# Task instructions
Every line of the entries below that carries the string "true" should be copied.

Entries from a dataset of interfaces:
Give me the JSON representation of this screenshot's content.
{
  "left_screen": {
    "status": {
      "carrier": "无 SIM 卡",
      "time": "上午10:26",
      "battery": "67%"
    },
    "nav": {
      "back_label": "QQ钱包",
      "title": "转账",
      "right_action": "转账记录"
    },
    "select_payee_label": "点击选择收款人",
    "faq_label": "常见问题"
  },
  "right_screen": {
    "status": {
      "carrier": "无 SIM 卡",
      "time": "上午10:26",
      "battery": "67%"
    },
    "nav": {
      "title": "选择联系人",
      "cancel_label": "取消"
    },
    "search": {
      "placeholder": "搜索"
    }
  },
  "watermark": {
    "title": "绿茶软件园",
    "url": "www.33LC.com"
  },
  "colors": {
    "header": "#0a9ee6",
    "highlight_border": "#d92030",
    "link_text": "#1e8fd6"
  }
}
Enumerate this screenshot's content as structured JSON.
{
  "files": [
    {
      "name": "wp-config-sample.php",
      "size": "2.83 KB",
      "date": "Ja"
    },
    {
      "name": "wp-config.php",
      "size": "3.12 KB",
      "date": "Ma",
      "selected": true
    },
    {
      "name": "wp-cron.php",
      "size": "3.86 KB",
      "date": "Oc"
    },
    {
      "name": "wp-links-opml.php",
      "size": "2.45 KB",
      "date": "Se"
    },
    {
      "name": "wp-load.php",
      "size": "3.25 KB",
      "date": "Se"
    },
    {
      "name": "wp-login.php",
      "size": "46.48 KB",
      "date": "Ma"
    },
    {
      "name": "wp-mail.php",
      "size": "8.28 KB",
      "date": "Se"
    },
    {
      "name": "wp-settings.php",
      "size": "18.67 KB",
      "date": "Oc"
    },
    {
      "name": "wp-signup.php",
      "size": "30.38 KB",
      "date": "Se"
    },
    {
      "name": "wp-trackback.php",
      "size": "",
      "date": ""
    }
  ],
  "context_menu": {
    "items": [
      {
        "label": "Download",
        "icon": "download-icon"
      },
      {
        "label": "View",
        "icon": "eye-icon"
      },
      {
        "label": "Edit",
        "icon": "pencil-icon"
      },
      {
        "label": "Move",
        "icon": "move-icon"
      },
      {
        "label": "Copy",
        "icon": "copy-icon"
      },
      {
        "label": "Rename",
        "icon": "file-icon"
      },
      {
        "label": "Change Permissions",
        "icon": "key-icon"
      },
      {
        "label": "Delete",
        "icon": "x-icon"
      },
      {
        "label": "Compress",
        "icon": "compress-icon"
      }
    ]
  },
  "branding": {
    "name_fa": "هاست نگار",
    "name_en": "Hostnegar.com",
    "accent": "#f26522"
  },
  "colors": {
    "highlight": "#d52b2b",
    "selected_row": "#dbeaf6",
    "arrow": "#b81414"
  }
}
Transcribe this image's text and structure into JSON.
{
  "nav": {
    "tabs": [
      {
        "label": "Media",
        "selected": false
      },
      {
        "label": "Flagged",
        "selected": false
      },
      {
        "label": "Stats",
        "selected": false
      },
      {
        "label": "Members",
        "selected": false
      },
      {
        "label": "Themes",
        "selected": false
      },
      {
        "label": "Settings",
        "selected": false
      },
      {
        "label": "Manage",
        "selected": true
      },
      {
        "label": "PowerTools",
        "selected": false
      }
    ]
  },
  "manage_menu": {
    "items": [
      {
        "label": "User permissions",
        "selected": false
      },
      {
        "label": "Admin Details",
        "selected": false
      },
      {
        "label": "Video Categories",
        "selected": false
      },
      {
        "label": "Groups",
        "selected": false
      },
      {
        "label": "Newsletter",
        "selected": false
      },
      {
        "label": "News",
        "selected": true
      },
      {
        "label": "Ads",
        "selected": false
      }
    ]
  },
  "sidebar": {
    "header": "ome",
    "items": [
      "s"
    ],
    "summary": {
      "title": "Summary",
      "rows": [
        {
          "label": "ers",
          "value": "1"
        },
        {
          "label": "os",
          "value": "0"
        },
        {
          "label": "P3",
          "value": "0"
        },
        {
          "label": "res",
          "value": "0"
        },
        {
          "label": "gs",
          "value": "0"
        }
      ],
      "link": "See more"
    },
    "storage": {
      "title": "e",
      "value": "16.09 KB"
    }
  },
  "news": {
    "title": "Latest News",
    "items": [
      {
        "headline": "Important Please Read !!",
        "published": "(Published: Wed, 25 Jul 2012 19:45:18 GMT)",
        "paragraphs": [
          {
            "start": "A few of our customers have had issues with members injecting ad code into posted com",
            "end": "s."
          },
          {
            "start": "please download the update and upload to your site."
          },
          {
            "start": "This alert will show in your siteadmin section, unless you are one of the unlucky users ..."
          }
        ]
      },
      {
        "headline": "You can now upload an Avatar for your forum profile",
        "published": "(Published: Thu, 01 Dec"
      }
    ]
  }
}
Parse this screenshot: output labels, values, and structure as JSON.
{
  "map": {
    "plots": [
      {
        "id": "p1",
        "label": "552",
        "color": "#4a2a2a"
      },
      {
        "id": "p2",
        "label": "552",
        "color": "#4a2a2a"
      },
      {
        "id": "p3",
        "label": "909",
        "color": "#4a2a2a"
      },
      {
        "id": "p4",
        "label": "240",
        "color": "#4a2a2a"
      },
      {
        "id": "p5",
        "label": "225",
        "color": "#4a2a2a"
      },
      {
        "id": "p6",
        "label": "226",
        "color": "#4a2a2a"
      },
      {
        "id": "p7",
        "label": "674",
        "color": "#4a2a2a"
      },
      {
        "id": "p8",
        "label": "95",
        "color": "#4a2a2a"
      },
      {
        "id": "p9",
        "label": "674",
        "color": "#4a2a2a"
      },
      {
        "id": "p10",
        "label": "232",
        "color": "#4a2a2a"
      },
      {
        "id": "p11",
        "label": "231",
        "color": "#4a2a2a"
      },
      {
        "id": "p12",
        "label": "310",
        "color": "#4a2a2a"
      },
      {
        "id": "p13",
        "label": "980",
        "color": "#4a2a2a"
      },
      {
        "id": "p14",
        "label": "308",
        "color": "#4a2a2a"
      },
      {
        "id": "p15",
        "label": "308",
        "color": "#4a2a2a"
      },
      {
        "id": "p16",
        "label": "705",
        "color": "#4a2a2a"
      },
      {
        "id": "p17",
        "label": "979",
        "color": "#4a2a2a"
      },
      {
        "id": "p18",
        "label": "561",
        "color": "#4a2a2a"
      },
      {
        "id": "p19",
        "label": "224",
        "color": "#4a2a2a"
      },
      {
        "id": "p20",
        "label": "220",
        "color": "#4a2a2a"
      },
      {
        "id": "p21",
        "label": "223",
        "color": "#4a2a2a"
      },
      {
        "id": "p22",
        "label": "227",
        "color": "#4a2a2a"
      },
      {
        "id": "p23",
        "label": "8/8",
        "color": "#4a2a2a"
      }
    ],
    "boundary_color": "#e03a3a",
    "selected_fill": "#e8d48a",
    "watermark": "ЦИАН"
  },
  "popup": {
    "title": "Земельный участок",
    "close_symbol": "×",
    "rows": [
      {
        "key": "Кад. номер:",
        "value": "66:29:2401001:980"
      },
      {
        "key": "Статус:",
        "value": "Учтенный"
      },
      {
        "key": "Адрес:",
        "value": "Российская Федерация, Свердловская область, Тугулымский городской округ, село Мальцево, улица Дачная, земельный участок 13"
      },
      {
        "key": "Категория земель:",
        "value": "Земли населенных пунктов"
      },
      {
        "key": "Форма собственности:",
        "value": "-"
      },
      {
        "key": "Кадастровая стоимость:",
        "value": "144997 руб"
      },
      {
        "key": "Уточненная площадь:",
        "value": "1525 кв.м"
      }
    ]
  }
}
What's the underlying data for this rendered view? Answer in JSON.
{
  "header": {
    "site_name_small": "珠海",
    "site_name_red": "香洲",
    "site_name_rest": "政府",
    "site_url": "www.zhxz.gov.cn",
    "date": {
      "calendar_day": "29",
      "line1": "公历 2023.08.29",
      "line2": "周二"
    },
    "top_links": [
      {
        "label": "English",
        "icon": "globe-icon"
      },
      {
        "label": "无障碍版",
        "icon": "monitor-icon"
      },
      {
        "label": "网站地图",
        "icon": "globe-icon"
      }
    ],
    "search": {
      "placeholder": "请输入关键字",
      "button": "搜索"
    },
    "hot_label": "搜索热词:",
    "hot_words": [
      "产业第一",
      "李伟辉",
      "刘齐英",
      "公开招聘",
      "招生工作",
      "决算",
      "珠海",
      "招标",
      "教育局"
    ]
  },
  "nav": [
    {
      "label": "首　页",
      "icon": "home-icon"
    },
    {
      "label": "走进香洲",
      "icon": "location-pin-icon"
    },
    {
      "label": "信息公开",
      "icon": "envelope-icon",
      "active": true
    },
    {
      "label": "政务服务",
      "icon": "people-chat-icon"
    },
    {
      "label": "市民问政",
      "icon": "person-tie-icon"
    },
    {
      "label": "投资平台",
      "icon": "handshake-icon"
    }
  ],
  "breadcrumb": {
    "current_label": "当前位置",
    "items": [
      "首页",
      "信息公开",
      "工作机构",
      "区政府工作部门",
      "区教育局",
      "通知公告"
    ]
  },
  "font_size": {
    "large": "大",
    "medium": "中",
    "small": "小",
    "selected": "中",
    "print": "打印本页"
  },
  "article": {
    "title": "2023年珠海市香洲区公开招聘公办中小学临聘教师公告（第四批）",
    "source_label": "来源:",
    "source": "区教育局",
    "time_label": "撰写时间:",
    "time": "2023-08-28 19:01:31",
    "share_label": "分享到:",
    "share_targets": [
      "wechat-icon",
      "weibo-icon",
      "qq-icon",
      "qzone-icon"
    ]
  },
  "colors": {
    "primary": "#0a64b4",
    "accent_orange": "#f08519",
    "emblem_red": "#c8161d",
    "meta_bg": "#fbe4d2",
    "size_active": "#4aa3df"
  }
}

# Response below
      "selected": true
        "selected": true
        "selected": true
      "active": true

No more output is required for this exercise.